Gender and achievement electronic offprint.pdf (64.91 kB)
An examination of the relationship between gender and achievement amongst 'A-Level' students working alone or in pairs
journal contributionposted on 2007-03-05, 10:23 authored by Bromley H. Kniveton
This study examines the interaction between gender and the effect on student learning of working alone or in either single or mixed sex pairs. 68 A-level students (mean age 16.8 years) , all attending mixed sex schools, took part in a task which incorporated a number of basic learning processes. They worked alone or in either in single or mixed sex pairs. It was found male students got more answers correct when they worked with females, than when they worked alone. It was found that, in mixed sex pairs, both male and female students gave less wrong answers than did individuals. In addition, females had more confidence in their correct answers when working with males, than when working with other females, or alone. It was suggested there could be advantages under some circumstances, in mixed sex working for both male and female students.
- Social Sciences
- Communication, Media, Social and Policy Studies
CitationKNIVETON, B.H., 2006. An examination of the relationship between gender and achievement amongst 'A-Level' students working alone or in pairs. Research in Education, 75, pp. 29-39
Publisher© Manchester University Press

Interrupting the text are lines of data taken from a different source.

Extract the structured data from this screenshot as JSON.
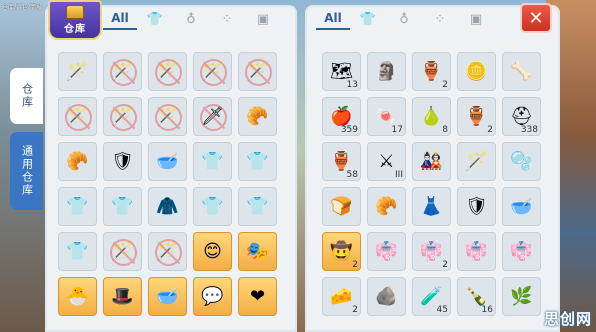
{
  "background": {
    "caption": "仓库/背包/商城"
  },
  "left_panel": {
    "badge_label": "仓库",
    "tabs": [
      {
        "label": "All",
        "icon": ""
      },
      {
        "label": "",
        "icon": "shirt-icon"
      },
      {
        "label": "",
        "icon": "potion-icon"
      },
      {
        "label": "",
        "icon": "grid-icon"
      },
      {
        "label": "",
        "icon": "card-icon"
      }
    ],
    "side_tabs": [
      "仓库",
      "通用仓库"
    ],
    "slots": [
      {
        "icon": "staff-icon",
        "glyph": "🪄",
        "ban": false,
        "qty": "",
        "gold": false
      },
      {
        "icon": "staff-icon",
        "glyph": "🪄",
        "ban": true,
        "qty": "",
        "gold": false
      },
      {
        "icon": "staff-icon",
        "glyph": "🪄",
        "ban": true,
        "qty": "",
        "gold": false
      },
      {
        "icon": "staff-icon",
        "glyph": "🪄",
        "ban": true,
        "qty": "",
        "gold": false
      },
      {
        "icon": "staff-icon",
        "glyph": "🪄",
        "ban": true,
        "qty": "",
        "gold": false
      },
      {
        "icon": "staff-icon",
        "glyph": "🪄",
        "ban": true,
        "qty": "",
        "gold": false
      },
      {
        "icon": "staff-icon",
        "glyph": "🪄",
        "ban": true,
        "qty": "",
        "gold": false
      },
      {
        "icon": "staff-icon",
        "glyph": "🪄",
        "ban": true,
        "qty": "",
        "gold": false
      },
      {
        "icon": "sword-icon",
        "glyph": "🗡",
        "ban": true,
        "qty": "",
        "gold": false
      },
      {
        "icon": "croissant-icon",
        "glyph": "🥐",
        "ban": false,
        "qty": "",
        "gold": false
      },
      {
        "icon": "croissant-icon",
        "glyph": "🥐",
        "ban": false,
        "qty": "",
        "gold": false
      },
      {
        "icon": "armor-icon",
        "glyph": "🛡",
        "ban": false,
        "qty": "",
        "gold": false
      },
      {
        "icon": "bowl-icon",
        "glyph": "🥣",
        "ban": false,
        "qty": "",
        "gold": false
      },
      {
        "icon": "shirt-icon",
        "glyph": "👕",
        "ban": false,
        "qty": "",
        "gold": false
      },
      {
        "icon": "shirt-icon",
        "glyph": "👕",
        "ban": false,
        "qty": "",
        "gold": false
      },
      {
        "icon": "shirt-icon",
        "glyph": "👕",
        "ban": false,
        "qty": "",
        "gold": false
      },
      {
        "icon": "shirt-icon",
        "glyph": "👕",
        "ban": false,
        "qty": "",
        "gold": false
      },
      {
        "icon": "robe-icon",
        "glyph": "🧥",
        "ban": false,
        "qty": "",
        "gold": false
      },
      {
        "icon": "shirt-icon",
        "glyph": "👕",
        "ban": false,
        "qty": "",
        "gold": false
      },
      {
        "icon": "shirt-icon",
        "glyph": "👕",
        "ban": false,
        "qty": "",
        "gold": false
      },
      {
        "icon": "shirt-icon",
        "glyph": "👕",
        "ban": false,
        "qty": "",
        "gold": false
      },
      {
        "icon": "staff-icon",
        "glyph": "🪄",
        "ban": true,
        "qty": "",
        "gold": false
      },
      {
        "icon": "staff-icon",
        "glyph": "🪄",
        "ban": true,
        "qty": "",
        "gold": false
      },
      {
        "icon": "mask-icon",
        "glyph": "😊",
        "ban": false,
        "qty": "",
        "gold": true
      },
      {
        "icon": "ornament-icon",
        "glyph": "🎭",
        "ban": false,
        "qty": "",
        "gold": true
      },
      {
        "icon": "chick-icon",
        "glyph": "🐣",
        "ban": false,
        "qty": "",
        "gold": true
      },
      {
        "icon": "hat-icon",
        "glyph": "🎩",
        "ban": false,
        "qty": "",
        "gold": true
      },
      {
        "icon": "bowl-icon",
        "glyph": "🥣",
        "ban": false,
        "qty": "",
        "gold": true
      },
      {
        "icon": "bubble-icon",
        "glyph": "💬",
        "ban": false,
        "qty": "",
        "gold": true
      },
      {
        "icon": "heart-icon",
        "glyph": "❤",
        "ban": false,
        "qty": "",
        "gold": true
      }
    ]
  },
  "right_panel": {
    "tabs": [
      {
        "label": "All",
        "icon": ""
      },
      {
        "label": "",
        "icon": "shirt-icon"
      },
      {
        "label": "",
        "icon": "potion-icon"
      },
      {
        "label": "",
        "icon": "grid-icon"
      },
      {
        "label": "",
        "icon": "card-icon"
      }
    ],
    "close_label": "✕",
    "slots": [
      {
        "icon": "map-icon",
        "glyph": "🗺",
        "qty": "13",
        "gold": false
      },
      {
        "icon": "figure-icon",
        "glyph": "🗿",
        "qty": "",
        "gold": false
      },
      {
        "icon": "vase-icon",
        "glyph": "🏺",
        "qty": "2",
        "gold": false
      },
      {
        "icon": "coin-icon",
        "glyph": "🪙",
        "qty": "",
        "gold": false
      },
      {
        "icon": "fossil-icon",
        "glyph": "🦴",
        "qty": "",
        "gold": false
      },
      {
        "icon": "apple-icon",
        "glyph": "🍎",
        "qty": "359",
        "gold": false
      },
      {
        "icon": "candy-icon",
        "glyph": "🍬",
        "qty": "17",
        "gold": false
      },
      {
        "icon": "pear-icon",
        "glyph": "🍐",
        "qty": "8",
        "gold": false
      },
      {
        "icon": "jar-icon",
        "glyph": "🏺",
        "qty": "2",
        "gold": false
      },
      {
        "icon": "helmet-icon",
        "glyph": "⛑",
        "qty": "338",
        "gold": false
      },
      {
        "icon": "vase-icon",
        "glyph": "🏺",
        "qty": "58",
        "gold": false
      },
      {
        "icon": "weapon-icon",
        "glyph": "⚔",
        "qty": "III",
        "gold": false
      },
      {
        "icon": "costume-icon",
        "glyph": "🎎",
        "qty": "",
        "gold": false
      },
      {
        "icon": "staff-icon",
        "glyph": "🪄",
        "qty": "",
        "gold": false
      },
      {
        "icon": "slime-icon",
        "glyph": "🫧",
        "qty": "",
        "gold": false
      },
      {
        "icon": "bread-icon",
        "glyph": "🍞",
        "qty": "",
        "gold": false
      },
      {
        "icon": "croissant-icon",
        "glyph": "🥐",
        "qty": "",
        "gold": false
      },
      {
        "icon": "dress-icon",
        "glyph": "👗",
        "qty": "",
        "gold": false
      },
      {
        "icon": "armor-icon",
        "glyph": "🛡",
        "qty": "",
        "gold": false
      },
      {
        "icon": "bowl-icon",
        "glyph": "🥣",
        "qty": "",
        "gold": false
      },
      {
        "icon": "hat-icon",
        "glyph": "🤠",
        "qty": "2",
        "gold": true
      },
      {
        "icon": "clothing-icon",
        "glyph": "👘",
        "qty": "",
        "gold": false
      },
      {
        "icon": "clothing-icon",
        "glyph": "👘",
        "qty": "2",
        "gold": false
      },
      {
        "icon": "clothing-icon",
        "glyph": "👘",
        "qty": "",
        "gold": false
      },
      {
        "icon": "clothing-icon",
        "glyph": "👘",
        "qty": "",
        "gold": false
      },
      {
        "icon": "cheese-icon",
        "glyph": "🧀",
        "qty": "2",
        "gold": false
      },
      {
        "icon": "stone-icon",
        "glyph": "🪨",
        "qty": "",
        "gold": false
      },
      {
        "icon": "potion-icon",
        "glyph": "🧪",
        "qty": "45",
        "gold": false
      },
      {
        "icon": "bottle-icon",
        "glyph": "🍾",
        "qty": "16",
        "gold": false
      },
      {
        "icon": "branch-icon",
        "glyph": "🌿",
        "qty": "",
        "gold": false
      }
    ]
  },
  "watermark": "思创网"
}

NotesThis article was published in the joural, Research in Education [© Manchester University Press] and is also available at: http://journals.mup.man.ac.uk/cgi-bin/MUP?COMval=journal&key=RED.